Creator: Bock, M.J.; Boyd, G.A. (Argonne National Lab., IL (United States). Environmental Assessment and Information Sciences Div.); Rosenbaum, D.I. (Nebraska Univ., Lincoln, NE (United States). Dept. of Economics) & Ross, M.H. (Michigan Univ., Ann Arbor, MI (United States). Dept. of Physics)
Partner: UNT Libraries Government Documents Department

Fast correlation method for passive-solar design

Description: A passive-solar design manual for single-family detached residences and dormitory-type buildings is being developed. The design procedure employed in the manual is a simplification of the original monthly solar load ratio (SLR) method. The new SLR correlations involve a single constant for each system. The correlation constant appears as a scale factor permitting the use of a universal performance curve for all passive systems. Furthermore, by providing location-dependent correlations between the annual solar heating fraction (SHF) and the minimum monthly SHF, we have eliminated the need to perform an SLR calculation for each month of the heating season.
Date: January 1, 1982
Creator: Wray, W.O.; Biehl, F.A. & Kosiewicz, C.E.
Partner: UNT Libraries Government Documents Department

Program evaluation: Weatherization Residential Assistance Partnership (WRAP) Program. Volume 1, Final report

Description: The Connecticut low income weatherization program was developed in response to a 1987 rate docket order from the Connecticut Department of Public Utility Control (DPUC) to Connecticut Light & Power Co., an operating subsidiary of Northeast Utilities (NU). (Throughout this report, NU is referred to as the operator of the program.) This program, known as the Weatherization Residential Assistance Partnership, or WRAP, was configured utilizing input from a collaborative group of interested parties to the docket. It was agreed that this program would be put forth by the electric utility, but would not ignore oil and gas savings (thus, it was to be ``fuel- blind``). The allocated cost of conservation services for each fuel source, however, should be cost effective. It was to be offered to those utility customers at or below 200 percent of the federal poverty levels, and provide a wide array of energy saving measures directed toward heating, water heating and lighting. It was felt by the collaborative group that this program would raise the level of expenditures per participant for weatherization services provided by the state, and by linking to and revising the auditing process for weatherization, would lower the audit unit cost. The program plans ranged from the offering of low-cost heating, water heating and infiltration measures, increased insulation levels, carpentry and plumbing services, to furnace or burner replacement. The program was configured to allow for very comprehensive weatherization and heating system servicing.
Date: December 1, 1991
Partner: UNT Libraries Government Documents Department

Process evaluation: Weatherization Residential Assistance Partnership (WRAP Program). [Final report]

Description: The ``Weatherization Residential Assistance Partnership,`` or WRAP program, is a fuel-blind conservation program designed to assist Northeast Utilities` low-income customers to use energy safely and efficiently.

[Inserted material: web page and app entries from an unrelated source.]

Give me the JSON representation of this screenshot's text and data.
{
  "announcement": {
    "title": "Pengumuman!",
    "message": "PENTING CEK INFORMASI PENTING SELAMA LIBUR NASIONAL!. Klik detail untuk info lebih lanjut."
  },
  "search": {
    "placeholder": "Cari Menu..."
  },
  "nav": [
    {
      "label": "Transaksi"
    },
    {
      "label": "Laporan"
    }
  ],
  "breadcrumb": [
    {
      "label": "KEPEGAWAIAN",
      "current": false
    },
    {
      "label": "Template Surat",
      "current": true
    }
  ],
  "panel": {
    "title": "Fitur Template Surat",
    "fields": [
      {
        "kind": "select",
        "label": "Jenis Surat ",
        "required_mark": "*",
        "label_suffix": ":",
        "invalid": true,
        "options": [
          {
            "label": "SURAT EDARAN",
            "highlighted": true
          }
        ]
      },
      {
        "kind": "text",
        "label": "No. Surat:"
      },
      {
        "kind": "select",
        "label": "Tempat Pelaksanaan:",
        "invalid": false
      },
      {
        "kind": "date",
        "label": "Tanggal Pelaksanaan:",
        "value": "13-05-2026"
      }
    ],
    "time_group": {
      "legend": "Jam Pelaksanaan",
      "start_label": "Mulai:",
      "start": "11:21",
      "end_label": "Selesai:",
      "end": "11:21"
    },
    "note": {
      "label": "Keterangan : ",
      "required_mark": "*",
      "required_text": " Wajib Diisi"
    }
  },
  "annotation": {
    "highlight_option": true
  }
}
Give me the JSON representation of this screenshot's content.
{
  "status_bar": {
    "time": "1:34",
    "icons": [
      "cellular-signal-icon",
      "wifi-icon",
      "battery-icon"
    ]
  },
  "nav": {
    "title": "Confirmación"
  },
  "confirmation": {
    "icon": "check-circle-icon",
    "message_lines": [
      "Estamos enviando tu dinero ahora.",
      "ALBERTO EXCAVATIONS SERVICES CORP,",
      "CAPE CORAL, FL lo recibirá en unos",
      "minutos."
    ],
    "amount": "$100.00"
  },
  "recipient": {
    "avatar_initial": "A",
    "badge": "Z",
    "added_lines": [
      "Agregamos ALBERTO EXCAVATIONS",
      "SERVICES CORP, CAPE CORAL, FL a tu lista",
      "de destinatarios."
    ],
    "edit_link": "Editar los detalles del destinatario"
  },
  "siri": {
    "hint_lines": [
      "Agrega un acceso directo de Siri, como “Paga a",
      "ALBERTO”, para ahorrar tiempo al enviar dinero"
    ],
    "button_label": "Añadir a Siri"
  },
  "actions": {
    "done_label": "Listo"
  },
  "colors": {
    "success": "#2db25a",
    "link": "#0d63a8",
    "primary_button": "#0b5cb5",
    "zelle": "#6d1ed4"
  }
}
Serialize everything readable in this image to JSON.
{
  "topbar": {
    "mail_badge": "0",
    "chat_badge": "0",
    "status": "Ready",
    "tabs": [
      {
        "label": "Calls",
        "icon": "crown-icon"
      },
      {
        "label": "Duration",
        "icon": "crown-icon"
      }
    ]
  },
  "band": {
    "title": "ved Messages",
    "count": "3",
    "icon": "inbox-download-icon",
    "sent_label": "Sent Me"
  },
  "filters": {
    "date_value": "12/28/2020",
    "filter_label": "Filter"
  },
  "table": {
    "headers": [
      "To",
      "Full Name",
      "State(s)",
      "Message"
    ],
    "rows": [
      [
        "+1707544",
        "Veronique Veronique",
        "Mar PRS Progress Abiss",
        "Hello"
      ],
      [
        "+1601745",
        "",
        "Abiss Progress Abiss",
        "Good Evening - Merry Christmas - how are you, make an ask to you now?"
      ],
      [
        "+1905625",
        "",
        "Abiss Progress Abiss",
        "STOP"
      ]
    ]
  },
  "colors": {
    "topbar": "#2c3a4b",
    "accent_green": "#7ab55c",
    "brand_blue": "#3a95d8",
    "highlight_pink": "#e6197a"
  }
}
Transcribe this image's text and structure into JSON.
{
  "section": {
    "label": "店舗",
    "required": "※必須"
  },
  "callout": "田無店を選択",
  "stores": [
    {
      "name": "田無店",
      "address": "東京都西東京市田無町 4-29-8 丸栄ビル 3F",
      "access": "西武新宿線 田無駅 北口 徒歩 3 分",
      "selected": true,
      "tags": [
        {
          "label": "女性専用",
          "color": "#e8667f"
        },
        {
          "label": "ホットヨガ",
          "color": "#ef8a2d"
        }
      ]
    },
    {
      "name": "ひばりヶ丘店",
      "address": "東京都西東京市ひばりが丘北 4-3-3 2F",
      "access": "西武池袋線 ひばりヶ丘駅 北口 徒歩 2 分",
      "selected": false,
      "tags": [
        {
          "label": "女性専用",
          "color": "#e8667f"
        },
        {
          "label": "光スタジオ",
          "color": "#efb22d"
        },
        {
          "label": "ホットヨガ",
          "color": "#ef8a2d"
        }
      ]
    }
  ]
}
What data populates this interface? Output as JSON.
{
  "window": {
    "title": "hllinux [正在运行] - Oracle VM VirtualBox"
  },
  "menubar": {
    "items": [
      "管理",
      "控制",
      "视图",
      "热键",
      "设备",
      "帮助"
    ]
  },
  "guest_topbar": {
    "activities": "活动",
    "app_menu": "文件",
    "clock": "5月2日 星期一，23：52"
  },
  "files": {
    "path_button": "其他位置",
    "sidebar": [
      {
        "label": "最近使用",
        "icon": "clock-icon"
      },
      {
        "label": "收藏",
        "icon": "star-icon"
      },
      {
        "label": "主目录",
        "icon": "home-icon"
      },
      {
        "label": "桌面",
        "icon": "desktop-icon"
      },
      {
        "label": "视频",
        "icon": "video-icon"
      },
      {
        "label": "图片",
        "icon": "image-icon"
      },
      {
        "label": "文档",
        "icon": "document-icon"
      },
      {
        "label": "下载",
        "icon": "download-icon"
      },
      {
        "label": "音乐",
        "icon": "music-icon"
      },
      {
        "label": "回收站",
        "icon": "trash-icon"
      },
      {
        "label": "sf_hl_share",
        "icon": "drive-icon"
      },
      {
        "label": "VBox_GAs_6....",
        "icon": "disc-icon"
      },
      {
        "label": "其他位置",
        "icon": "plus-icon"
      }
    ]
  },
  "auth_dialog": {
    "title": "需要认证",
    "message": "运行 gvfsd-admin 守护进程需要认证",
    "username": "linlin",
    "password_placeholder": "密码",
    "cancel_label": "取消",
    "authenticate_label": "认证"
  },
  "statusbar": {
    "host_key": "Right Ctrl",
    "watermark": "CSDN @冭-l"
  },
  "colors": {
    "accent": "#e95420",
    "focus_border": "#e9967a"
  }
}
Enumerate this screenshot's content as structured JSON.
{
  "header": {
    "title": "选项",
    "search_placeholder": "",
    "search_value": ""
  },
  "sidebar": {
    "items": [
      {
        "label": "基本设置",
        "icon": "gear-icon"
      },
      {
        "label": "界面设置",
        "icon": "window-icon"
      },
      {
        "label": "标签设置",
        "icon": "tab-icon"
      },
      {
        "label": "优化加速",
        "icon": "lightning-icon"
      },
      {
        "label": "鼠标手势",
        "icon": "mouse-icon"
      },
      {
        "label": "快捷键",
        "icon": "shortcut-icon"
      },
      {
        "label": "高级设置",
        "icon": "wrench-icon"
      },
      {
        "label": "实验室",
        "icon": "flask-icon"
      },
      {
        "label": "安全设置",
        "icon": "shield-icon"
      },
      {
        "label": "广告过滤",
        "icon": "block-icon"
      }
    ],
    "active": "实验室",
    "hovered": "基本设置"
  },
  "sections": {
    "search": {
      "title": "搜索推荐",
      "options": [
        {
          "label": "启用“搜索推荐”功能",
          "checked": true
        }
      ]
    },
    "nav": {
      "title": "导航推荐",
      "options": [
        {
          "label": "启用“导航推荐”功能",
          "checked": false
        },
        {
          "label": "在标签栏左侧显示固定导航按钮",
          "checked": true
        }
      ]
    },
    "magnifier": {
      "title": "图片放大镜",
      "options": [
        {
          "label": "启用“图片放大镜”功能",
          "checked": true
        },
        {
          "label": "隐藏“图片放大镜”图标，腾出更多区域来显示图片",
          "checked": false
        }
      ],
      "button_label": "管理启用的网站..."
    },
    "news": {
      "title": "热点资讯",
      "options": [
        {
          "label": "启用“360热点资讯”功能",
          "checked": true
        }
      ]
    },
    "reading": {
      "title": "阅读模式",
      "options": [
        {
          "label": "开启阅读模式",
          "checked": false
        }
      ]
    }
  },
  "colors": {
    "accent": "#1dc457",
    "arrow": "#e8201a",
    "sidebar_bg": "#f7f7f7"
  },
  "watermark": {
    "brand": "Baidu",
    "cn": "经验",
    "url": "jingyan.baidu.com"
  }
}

Innovative with respect to its collaborative approach and its focus on utilizing and strengthening the existing low-income weatherization service delivery network, and WRAP program offers an interesting model to other utilities which traditionally have relied on for-profit energy service contractors and highly centralized program implementation structures. This report presents the findings of a process evaluation and WRAP customer survey conducted by the Technical Development Corporation (TDC). TDC`s work is one part of a multi-part evaluation project being conducted under the management of ICF Resources, Inc.
Date: October 1, 1990
Partner: UNT Libraries Government Documents Department